# Exercise requirements:
Output all of the entries exactly as they are given.

# Data items:
+++
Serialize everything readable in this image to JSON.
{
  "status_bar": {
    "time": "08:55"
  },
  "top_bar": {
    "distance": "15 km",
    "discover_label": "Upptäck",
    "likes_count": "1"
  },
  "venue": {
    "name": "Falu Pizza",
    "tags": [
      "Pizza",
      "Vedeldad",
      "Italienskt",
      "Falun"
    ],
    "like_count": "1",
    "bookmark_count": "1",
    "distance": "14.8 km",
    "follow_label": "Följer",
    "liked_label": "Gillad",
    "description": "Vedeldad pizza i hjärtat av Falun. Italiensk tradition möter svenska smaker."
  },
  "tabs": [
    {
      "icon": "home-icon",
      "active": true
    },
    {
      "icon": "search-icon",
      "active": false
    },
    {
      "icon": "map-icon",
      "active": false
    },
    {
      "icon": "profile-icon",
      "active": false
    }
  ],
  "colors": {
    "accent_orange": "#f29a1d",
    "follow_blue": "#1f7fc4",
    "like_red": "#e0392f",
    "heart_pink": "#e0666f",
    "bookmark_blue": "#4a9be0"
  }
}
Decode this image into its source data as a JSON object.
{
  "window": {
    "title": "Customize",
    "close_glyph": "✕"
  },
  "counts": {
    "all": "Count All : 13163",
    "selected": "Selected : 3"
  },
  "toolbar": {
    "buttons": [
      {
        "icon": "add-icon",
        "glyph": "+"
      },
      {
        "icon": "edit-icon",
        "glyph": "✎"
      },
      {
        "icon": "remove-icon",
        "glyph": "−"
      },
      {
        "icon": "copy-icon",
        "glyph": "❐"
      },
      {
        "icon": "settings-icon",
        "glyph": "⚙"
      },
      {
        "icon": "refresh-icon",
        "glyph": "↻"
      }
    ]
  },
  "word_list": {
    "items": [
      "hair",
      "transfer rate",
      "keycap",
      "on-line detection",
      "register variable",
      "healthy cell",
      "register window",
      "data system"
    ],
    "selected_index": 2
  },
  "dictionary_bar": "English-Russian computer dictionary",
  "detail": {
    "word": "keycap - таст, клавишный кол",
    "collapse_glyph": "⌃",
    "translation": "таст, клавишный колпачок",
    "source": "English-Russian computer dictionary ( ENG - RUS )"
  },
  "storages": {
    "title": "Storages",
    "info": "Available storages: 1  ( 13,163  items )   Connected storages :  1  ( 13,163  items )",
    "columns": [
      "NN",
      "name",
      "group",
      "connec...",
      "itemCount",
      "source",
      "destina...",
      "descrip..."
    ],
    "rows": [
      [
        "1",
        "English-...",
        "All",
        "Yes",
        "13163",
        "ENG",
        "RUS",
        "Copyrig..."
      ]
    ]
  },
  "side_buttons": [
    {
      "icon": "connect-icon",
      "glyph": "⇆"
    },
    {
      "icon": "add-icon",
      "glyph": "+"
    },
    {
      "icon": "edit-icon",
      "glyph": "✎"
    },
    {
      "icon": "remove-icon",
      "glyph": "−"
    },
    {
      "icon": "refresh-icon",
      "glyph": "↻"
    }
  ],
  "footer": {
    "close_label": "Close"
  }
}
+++
# Solved exercise:
Serialize everything readable in this image to JSON.
{
  "status_bar": {
    "time": "08:55"
  },
  "top_bar": {
    "distance": "15 km",
    "discover_label": "Upptäck",
    "likes_count": "1"
  },
  "venue": {
    "name": "Falu Pizza",
    "tags": [
      "Pizza",
      "Vedeldad",
      "Italienskt",
      "Falun"
    ],
    "like_count": "1",
    "bookmark_count": "1",
    "distance": "14.8 km",
    "follow_label": "Följer",
    "liked_label": "Gillad",
    "description": "Vedeldad pizza i hjärtat av Falun. Italiensk tradition möter svenska smaker."
  },
  "tabs": [
    {
      "icon": "home-icon",
      "active": true
    },
    {
      "icon": "search-icon",
      "active": false
    },
    {
      "icon": "map-icon",
      "active": false
    },
    {
      "icon": "profile-icon",
      "active": false
    }
  ],
  "colors": {
    "accent_orange": "#f29a1d",
    "follow_blue": "#1f7fc4",
    "like_red": "#e0392f",
    "heart_pink": "#e0666f",
    "bookmark_blue": "#4a9be0"
  }
}
Decode this image into its source data as a JSON object.
{
  "window": {
    "title": "Customize",
    "close_glyph": "✕"
  },
  "counts": {
    "all": "Count All : 13163",
    "selected": "Selected : 3"
  },
  "toolbar": {
    "buttons": [
      {
        "icon": "add-icon",
        "glyph": "+"
      },
      {
        "icon": "edit-icon",
        "glyph": "✎"
      },
      {
        "icon": "remove-icon",
        "glyph": "−"
      },
      {
        "icon": "copy-icon",
        "glyph": "❐"
      },
      {
        "icon": "settings-icon",
        "glyph": "⚙"
      },
      {
        "icon": "refresh-icon",
        "glyph": "↻"
      }
    ]
  },
  "word_list": {
    "items": [
      "hair",
      "transfer rate",
      "keycap",
      "on-line detection",
      "register variable",
      "healthy cell",
      "register window",
      "data system"
    ],
    "selected_index": 2
  },
  "dictionary_bar": "English-Russian computer dictionary",
  "detail": {
    "word": "keycap - таст, клавишный кол",
    "collapse_glyph": "⌃",
    "translation": "таст, клавишный колпачок",
    "source": "English-Russian computer dictionary ( ENG - RUS )"
  },
  "storages": {
    "title": "Storages",
    "info": "Available storages: 1  ( 13,163  items )   Connected storages :  1  ( 13,163  items )",
    "columns": [
      "NN",
      "name",
      "group",
      "connec...",
      "itemCount",
      "source",
      "destina...",
      "descrip..."
    ],
    "rows": [
      [
        "1",
        "English-...",
        "All",
        "Yes",
        "13163",
        "ENG",
        "RUS",
        "Copyrig..."
      ]
    ]
  },
  "side_buttons": [
    {
      "icon": "connect-icon",
      "glyph": "⇆"
    },
    {
      "icon": "add-icon",
      "glyph": "+"
    },
    {
      "icon": "edit-icon",
      "glyph": "✎"
    },
    {
      "icon": "remove-icon",
      "glyph": "−"
    },
    {
      "icon": "refresh-icon",
      "glyph": "↻"
    }
  ],
  "footer": {
    "close_label": "Close"
  }
}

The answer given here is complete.